Despite opposition, campus gun bill approved by house panel

Despite opposition, campus gun bill approved by house panel

1 2

The day after roughly 150 Idahoans took to the Capitol steps in protest of SB 1254, a controversial law that would allow those with enhanced concealed weapons to carry firearms on Idaho college campuses, the bill was approved 11-3 by the House State Affairs Committee.

The campus gun bill now heads to the House to be voted on and if passed, will need Gov. Butch Otter’s signature to become Idaho law.

Legislators heard testimony from nearly 50 individuals Friday, Feb. 27, a process that took seven hours. A majority of individuals attending opposed the bill citing student safety, as well as the financial and perceived legal ramifications of SB 1254.

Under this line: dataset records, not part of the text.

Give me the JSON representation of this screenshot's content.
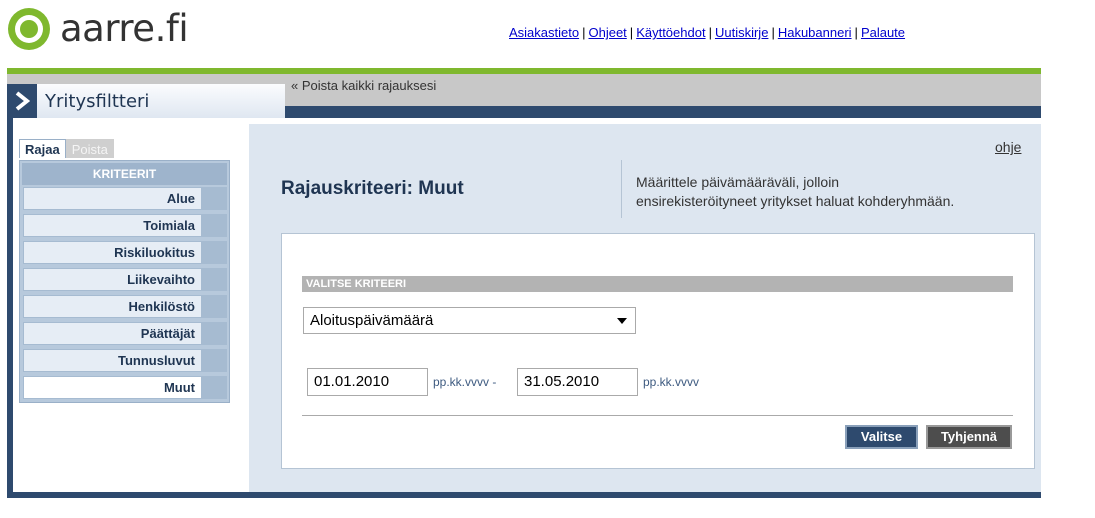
{
  "brand": {
    "name": "aarre.fi",
    "color": "#7fb82e"
  },
  "top_links": [
    "Asiakastieto",
    "Ohjeet",
    "Käyttöehdot",
    "Uutiskirje",
    "Hakubanneri",
    "Palaute"
  ],
  "top_link_separator": "|",
  "main_tab": {
    "title": "Yritysfiltteri",
    "icon": "chevron-right-icon"
  },
  "remove_all": "« Poista kaikki rajauksesi",
  "sidebar": {
    "tabs": [
      {
        "label": "Rajaa",
        "active": true
      },
      {
        "label": "Poista",
        "active": false
      }
    ],
    "header": "KRITEERIT",
    "items": [
      {
        "label": "Alue"
      },
      {
        "label": "Toimiala"
      },
      {
        "label": "Riskiluokitus"
      },
      {
        "label": "Liikevaihto"
      },
      {
        "label": "Henkilöstö"
      },
      {
        "label": "Päättäjät"
      },
      {
        "label": "Tunnusluvut"
      },
      {
        "label": "Muut",
        "selected": true
      }
    ]
  },
  "content": {
    "help": "ohje",
    "title": "Rajauskriteeri: Muut",
    "description_line1": "Määrittele päivämääräväli, jolloin",
    "description_line2": "ensirekisteröityneet yritykset haluat kohderyhmään.",
    "section_header": "VALITSE KRITEERI",
    "select_value": "Aloituspäivämäärä",
    "date_from": "01.01.2010",
    "date_to": "31.05.2010",
    "date_hint_1": "pp.kk.vvvv -",
    "date_hint_2": "pp.kk.vvvv",
    "buttons": {
      "select": "Valitse",
      "clear": "Tyhjennä"
    }
  },
  "colors": {
    "navy": "#2e4a6e",
    "light_blue": "#dde6f0",
    "link": "#0000cc"
  }
}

“There are social entertainment functions such as parties and dances within several university facilities that seat less than 1,000,” said Moscow Police Chief David Duke. “Consider the consequences of introducing a gun into this environment where 1,000 people are in a confined area with loud music, strobe lighting and then introduce alcohol and drugs and contemplate the resulting mayhem and life threatening chaos.”

Boise State student Kelby Monks disagreed with those in opposition to the bill, arguing preventative measures for school shootings should include allowing concealed weapons on Idaho campuses.

“Banks don’t spend their time and resources hiring good detectives to track down their money once it’s stolen. They spend large amounts of time and resources to prevent anyone from being able to take it. Shouldn’t we have the same reasoning when discussing human lives?” Monks said.

Boise State President Bob Kustra spoke in opposition to SB 1254 and fielded questions from house members.

“Currently the way the Constitution reads, I think open carry is allowed on your campus and currently you should not even be restricting open carry on your campus,” said Rep. Brent Crane (R-Nampa).

Kustra said Boise State’s lawyers interpret Idaho’s Constitution differently.

“We simply don’t agree with that. My legal counsel tells me that’s not the case,” Kustra said.

 

Should students and citizens be allowed to carry concealed weapons at Boise State?

View Results

SIMILAR ARTICLES